1. Enhancing Cancer Prediction in Challenging Screen-Detected Incident Lung Nodules Using Time-Series Deep Learning(arXiv)
Author : Shahab Aslani, Pavan Alluri, Eyjolfur Gudmundsson, Edward Chandy, John McCabe, Anand Devaraj, Carolyn Horst, Sam M Janes, Rahul Chakkara, Arjun Nair, Daniel C Alexander, SUMMIT consortium, Joseph Jacob
Abstract : Lung cancer is the leading cause of cancer-related mortality worldwide. Lung cancer screening (LCS) using annual low-dose computed tomography (CT) scanning has been proven to significantly reduce lung cancer mortality by detecting cancerous lung nodules at an earlier stage. Improving risk stratification of malignancy risk in lung nodules can be enhanced using machine/deep learning algorithms. However most existing algorithms: a) have primarily assessed single time-point CT data alone thereby failing to utilize the inherent advantages contained within longitudinal imaging datasets; b) have not integrated into computer models pertinent clinical data that might inform risk prediction; c) have not assessed algorithm performance on the spectrum of nodules that are most challenging for radiologists to interpret and where assistance from analytic tools would be most beneficial. Here we show the performance of our time-series deep learning model (DeepCAD-NLM-L) which integrates multi-model information across three longitudinal data domains: nodule-specific, lung-specific, and clinical demographic data. We compared our time-series deep learning model to a) radiologist performance on CTs from the National Lung Screening Trial enriched with the most challenging nodules for diagnosis; b) a nodule management algorithm from a North London LCS study (SUMMIT). Our model demonstrated comparable and complementary performance to radiologists when interpreting challenging lung nodules and showed improved performance (AUC=88%) against models utilizing single time-point data only. The results emphasise the importance of time-series, multi-modal analysis when interpreting malignancy risk in LCS.
2.Self-Supervised Deep Learning to Enhance Breast Cancer Detection on Screening Mammography (arXiv)

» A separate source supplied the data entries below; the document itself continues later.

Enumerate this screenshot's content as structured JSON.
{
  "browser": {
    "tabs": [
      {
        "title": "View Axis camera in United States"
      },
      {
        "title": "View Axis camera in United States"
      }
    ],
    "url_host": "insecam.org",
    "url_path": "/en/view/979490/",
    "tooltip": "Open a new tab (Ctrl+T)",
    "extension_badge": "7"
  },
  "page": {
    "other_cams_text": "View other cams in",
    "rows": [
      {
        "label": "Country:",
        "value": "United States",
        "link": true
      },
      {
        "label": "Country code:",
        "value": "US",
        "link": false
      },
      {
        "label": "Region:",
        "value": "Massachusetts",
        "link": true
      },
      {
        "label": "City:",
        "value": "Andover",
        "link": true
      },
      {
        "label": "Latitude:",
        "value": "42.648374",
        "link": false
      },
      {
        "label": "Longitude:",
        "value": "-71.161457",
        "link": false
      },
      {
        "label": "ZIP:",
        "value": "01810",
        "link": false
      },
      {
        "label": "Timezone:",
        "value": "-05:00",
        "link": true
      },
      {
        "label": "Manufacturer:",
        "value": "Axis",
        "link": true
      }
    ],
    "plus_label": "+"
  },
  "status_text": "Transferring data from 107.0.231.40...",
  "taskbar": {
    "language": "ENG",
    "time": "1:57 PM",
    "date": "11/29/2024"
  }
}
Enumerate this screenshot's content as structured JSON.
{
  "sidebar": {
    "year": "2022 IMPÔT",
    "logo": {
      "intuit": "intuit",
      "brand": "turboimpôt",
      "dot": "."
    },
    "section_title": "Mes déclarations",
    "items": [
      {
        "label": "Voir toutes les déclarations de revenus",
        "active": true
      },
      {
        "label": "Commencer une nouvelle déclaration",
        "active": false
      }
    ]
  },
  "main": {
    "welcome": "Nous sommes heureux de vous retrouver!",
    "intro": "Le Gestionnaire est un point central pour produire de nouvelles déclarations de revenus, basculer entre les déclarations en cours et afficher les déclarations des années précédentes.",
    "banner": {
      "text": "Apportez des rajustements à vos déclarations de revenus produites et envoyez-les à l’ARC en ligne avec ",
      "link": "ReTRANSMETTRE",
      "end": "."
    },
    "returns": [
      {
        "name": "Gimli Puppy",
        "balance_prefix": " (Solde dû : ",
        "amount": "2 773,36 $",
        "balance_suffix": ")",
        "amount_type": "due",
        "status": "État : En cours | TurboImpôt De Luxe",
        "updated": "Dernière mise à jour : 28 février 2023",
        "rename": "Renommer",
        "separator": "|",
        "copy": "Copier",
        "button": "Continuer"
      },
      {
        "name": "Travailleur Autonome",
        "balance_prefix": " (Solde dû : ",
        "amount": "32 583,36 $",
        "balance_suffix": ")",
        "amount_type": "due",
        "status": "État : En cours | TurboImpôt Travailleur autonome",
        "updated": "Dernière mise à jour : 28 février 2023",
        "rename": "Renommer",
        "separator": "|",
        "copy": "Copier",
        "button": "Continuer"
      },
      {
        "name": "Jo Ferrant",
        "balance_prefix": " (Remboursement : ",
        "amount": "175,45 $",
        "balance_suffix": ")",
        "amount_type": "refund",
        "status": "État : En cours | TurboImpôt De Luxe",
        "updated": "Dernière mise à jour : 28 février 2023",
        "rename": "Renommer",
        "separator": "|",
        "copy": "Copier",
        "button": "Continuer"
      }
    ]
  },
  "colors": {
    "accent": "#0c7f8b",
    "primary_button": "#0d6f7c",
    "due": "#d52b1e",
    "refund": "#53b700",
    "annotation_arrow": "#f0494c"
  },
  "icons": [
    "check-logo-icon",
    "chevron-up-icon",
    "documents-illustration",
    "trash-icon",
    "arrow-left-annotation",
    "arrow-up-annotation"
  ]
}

Abstract : A major limitation in applying deep learning to artificial intelligence (AI) systems is the scarcity of high-quality curated datasets. We investigate strong augmentation based self-supervised learning (SSL) techniques to address this problem. Using breast cancer detection as an example, we first identify a mammogram-specific transformation paradigm and then systematically compare four recent SSL methods representing a diversity of approaches. We develop a method to convert a pretrained model from making predictions on uniformly tiled patches to whole images, and an attention-based pooling method that improves the classification performance. We found that the best SSL model substantially outperformed the baseline supervised model. The best SSL model also improved the data efficiency of sample labeling by nearly 4-fold and was highly transferrable from one dataset to another. SSL represents a major breakthrough in computer vision and may help the AI for medical imaging field to shift away from supervised learning and dependency on scarce labels
3.Stain Normalized Breast Histopathology Image Recognition using Convolutional Neural Networks for Cancer Detection (arXiv)
Abstract : Computer assisted diagnosis in digital pathology is becoming ubiquitous as it can provide more efficient and objective healthcare diagnostics. Recent advances have shown that the convolutional Neural Network (CNN) architectures, a well-established deep learning paradigm, can be used to design a Computer Aided Diagnostic (CAD) System for breast cancer detection. However, the challenges due to stain variability and the effect of stain normalization with such deep learning frameworks are yet to be well explored. Moreover, performance analysis with arguably more efficient network models, which may be important for high throughput screening, is also not well explored.To address this challenge, we consider some contemporary CNN models for binary classification of breast histopathology images that involves (1) the data preprocessing with stain normalized images using an adaptive colour deconvolution (ACD) based color normalization algorithm to handle the stain variabilities; and (2) applying transfer learning based training of some arguably more efficient CNN models, namely Visual Geometry Group Network (VGG16), MobileNet and EfficientNet. We have validated the trained CNN networks on a publicly available BreaKHis dataset, for 200x and 400x magnified histopathology images. The experimental analysis shows that pretrained networks in most cases yield better quality results on data augmented breast histopathology images with stain normalization, than the case without stain normalization. Further, we evaluated the performance and efficiency of popular lightweight networks using stain normalized images and found that EfficientNet outperforms VGG16 and MobileNet in terms of test accuracy and F1 Score. We observed that efficiency in terms of test time is better in EfficientNet than other networks; VGG Net, MobileNet, without much drop in the classification accurac